It may have seemed a victory for the National Football League and its players this week when the league took no action to change its policy regarding the national anthem. There remains no requirement for players to stand. That, at least, is a win for freedom of expression.
But victory in the realm of politics and public opinion is not measured in touchdowns and field goals, and it remains undetermined how all this is adding up.
President Donald Trump has not been shy, to put it mildly, in criticizing the league and the so-called “take a knee” movement. “Total disrespect for our great country!” was part of the tweeted reaction that followed the meeting earlier this week.
Trump has used to unprecedented influence the combination of Twitter and the bully pulpit. As president, Teddy Roosevelt used it to describe the unique power of the presidency to shape public opinion. In the context of more than a century ago, “bully” meant splendid, or pretty fine.
Today, of course, it means something different, and no president has personified the schoolyard bully connotation as well as Trump.
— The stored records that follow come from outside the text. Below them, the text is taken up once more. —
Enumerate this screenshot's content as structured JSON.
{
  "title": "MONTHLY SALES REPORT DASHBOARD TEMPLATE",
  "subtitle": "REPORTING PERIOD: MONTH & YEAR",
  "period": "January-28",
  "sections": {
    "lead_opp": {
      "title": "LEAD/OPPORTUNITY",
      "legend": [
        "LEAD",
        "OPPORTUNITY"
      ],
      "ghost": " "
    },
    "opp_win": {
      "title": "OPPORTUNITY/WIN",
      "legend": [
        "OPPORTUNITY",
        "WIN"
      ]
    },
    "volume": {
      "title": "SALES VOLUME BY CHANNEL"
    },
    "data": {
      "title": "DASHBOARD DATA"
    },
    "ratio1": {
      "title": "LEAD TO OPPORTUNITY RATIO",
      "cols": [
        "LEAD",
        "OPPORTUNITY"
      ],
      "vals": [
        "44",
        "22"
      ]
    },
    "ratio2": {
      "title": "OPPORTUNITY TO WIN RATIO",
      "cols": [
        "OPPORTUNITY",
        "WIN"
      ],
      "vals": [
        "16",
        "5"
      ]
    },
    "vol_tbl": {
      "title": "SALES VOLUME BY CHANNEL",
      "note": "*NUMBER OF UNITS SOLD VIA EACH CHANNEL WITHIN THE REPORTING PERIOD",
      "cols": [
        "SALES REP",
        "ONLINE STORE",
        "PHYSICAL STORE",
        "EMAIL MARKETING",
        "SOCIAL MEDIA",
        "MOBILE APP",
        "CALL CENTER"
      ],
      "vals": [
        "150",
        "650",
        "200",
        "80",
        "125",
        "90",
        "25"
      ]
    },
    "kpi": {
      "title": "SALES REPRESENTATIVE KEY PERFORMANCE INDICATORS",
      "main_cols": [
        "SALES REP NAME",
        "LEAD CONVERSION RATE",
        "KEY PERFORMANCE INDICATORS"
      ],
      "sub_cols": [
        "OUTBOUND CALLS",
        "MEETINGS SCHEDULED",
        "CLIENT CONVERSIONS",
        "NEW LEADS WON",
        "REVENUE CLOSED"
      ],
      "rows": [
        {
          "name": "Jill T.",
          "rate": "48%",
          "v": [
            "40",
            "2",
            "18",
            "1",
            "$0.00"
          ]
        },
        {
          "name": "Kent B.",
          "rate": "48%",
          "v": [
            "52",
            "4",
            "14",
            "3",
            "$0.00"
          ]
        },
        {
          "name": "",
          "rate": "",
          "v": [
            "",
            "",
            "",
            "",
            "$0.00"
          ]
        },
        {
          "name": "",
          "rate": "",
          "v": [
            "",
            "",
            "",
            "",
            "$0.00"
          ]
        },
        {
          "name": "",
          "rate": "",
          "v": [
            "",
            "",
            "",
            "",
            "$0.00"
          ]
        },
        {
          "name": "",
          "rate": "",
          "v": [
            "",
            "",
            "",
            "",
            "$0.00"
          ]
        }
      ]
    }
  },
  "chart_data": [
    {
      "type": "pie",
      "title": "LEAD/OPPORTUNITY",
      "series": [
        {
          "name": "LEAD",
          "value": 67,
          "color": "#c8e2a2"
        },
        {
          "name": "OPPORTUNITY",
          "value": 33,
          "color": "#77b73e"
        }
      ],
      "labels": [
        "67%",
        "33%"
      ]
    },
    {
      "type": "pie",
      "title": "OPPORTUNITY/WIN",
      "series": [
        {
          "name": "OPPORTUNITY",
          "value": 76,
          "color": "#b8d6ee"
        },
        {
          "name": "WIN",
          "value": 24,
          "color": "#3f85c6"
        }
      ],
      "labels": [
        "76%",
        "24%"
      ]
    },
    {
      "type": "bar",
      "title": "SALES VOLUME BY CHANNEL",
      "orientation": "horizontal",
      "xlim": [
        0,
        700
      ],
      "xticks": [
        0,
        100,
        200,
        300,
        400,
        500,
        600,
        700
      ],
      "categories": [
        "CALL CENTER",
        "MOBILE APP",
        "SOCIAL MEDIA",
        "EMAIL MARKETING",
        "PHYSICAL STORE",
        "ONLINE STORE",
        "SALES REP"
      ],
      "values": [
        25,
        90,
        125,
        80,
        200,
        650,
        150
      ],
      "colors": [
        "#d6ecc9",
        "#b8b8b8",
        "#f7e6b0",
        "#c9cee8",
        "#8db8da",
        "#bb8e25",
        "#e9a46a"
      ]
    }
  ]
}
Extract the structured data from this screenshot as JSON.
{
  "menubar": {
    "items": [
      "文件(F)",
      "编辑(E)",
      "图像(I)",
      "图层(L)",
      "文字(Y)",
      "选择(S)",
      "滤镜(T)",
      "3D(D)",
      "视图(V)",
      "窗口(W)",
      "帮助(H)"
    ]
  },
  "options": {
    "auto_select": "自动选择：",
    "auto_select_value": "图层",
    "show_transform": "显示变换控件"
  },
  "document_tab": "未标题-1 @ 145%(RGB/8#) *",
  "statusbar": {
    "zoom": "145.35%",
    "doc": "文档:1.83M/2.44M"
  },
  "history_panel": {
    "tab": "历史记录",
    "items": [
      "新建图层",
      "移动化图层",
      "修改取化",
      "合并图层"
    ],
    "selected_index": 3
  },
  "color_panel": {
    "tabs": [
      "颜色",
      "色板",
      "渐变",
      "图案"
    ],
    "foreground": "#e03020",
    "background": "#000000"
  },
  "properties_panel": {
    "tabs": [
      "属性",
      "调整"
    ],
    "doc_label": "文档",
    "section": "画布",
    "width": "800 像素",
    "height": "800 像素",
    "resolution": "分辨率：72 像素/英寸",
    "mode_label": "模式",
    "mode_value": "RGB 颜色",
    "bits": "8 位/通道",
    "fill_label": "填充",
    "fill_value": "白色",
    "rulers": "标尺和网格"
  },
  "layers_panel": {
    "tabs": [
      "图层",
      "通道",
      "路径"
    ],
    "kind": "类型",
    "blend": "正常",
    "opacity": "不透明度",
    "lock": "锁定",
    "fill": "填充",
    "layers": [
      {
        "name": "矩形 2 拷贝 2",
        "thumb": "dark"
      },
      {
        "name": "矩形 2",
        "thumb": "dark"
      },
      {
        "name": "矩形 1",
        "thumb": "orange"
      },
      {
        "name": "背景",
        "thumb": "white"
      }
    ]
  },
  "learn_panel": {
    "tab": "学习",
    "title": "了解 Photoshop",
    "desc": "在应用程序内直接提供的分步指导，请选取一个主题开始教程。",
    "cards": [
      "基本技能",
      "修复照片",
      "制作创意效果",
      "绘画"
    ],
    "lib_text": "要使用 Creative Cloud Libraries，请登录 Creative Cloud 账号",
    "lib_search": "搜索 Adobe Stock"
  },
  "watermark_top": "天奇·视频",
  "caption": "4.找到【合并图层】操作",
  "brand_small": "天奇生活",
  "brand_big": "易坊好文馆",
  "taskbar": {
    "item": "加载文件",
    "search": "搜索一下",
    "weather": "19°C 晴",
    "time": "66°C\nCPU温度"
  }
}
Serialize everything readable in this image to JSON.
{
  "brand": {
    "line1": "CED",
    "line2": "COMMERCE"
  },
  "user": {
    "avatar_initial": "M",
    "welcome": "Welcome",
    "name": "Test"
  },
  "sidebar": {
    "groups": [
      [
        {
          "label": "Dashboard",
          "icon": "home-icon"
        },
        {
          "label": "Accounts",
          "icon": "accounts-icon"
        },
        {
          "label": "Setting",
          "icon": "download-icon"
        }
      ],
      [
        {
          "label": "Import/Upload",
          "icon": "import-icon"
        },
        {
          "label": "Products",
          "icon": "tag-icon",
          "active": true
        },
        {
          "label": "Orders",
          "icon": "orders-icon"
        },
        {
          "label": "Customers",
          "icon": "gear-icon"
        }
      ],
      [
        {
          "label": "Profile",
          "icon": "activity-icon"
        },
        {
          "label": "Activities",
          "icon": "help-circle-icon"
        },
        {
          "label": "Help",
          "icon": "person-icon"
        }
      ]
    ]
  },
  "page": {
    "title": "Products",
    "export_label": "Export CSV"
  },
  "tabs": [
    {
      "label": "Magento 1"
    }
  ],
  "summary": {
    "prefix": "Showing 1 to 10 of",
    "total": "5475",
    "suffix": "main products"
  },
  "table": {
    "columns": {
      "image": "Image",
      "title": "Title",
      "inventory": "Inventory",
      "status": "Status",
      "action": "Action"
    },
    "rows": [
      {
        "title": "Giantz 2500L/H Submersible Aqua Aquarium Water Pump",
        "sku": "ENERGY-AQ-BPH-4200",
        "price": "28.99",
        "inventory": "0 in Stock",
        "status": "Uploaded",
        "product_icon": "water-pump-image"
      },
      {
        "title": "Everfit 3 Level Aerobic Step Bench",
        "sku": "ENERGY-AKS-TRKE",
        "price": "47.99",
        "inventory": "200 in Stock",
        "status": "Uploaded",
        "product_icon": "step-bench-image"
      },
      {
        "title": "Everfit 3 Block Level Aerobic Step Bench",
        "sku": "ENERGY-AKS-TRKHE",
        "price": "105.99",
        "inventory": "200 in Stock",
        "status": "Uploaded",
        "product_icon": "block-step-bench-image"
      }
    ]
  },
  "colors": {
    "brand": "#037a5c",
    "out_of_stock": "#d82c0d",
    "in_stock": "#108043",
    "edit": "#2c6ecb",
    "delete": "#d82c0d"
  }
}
Webster’s defines it as: “a position of power and influence used to aggressively promote one’s own cause.” Trump’s activity makes that seem like an understatement.
Criticizing Trump earlier this week, Sen. John McCain warned the nation about “half-baked, spurious nationalism cooked up by people who would rather find scapegoats than solve problems.” It was a welcome warning, and the NFL situation helps show why.
Though he praised the “unprecedented conversations and dialogue going on between our players and our owners, between our club officials and between our league,” Commissioner Roger Goodell was put on the defensive following the owners’ meeting.
“Everyone feels strongly about our country and have pride,” he said. While the NFL was “not afraid of tough conversations,” he said, “what we are trying to stay out of is politics.”
Too late for that.
Broadcast ratings and attendance for some games has been dropping, Forbes reported last month. “NFL Broadcasting Stocks Slump As Protests Rise And TV Ratings Fall,” was the headline.
Closer to home, as in Wallingford, the owner of a sports bar decided to no longer show NFL games because of players not standing for the national anthem. “If you’re a true American, you shouldn’t watch it,” was a memorable quote.
Not watching games would be an appropriate protest to society’s acceptance of a game that destroys bodies and minds for the purpose of entertainment and profit, with the excuse that players know what they’re getting into and are paid well as justification, but I haven’t seen a fan decline for that yet.
In any case, in measuring who’s coming out on top here, ask yourself what first comes to mind.
Is it disrespect for the flag and the national anthem?
Or the target of the player protest?
Which, by the way, is racial inequality and police brutality, largely lost in the hubbub.
Such a question helps gauge the impact of a new era of the bully pulpit and Twitter, and a president who loves to use both.
Reach Jeffery Kurz at 203-317-2213, or firstname.lastname@example.org. Follow him on Twitter: @jefferykurz.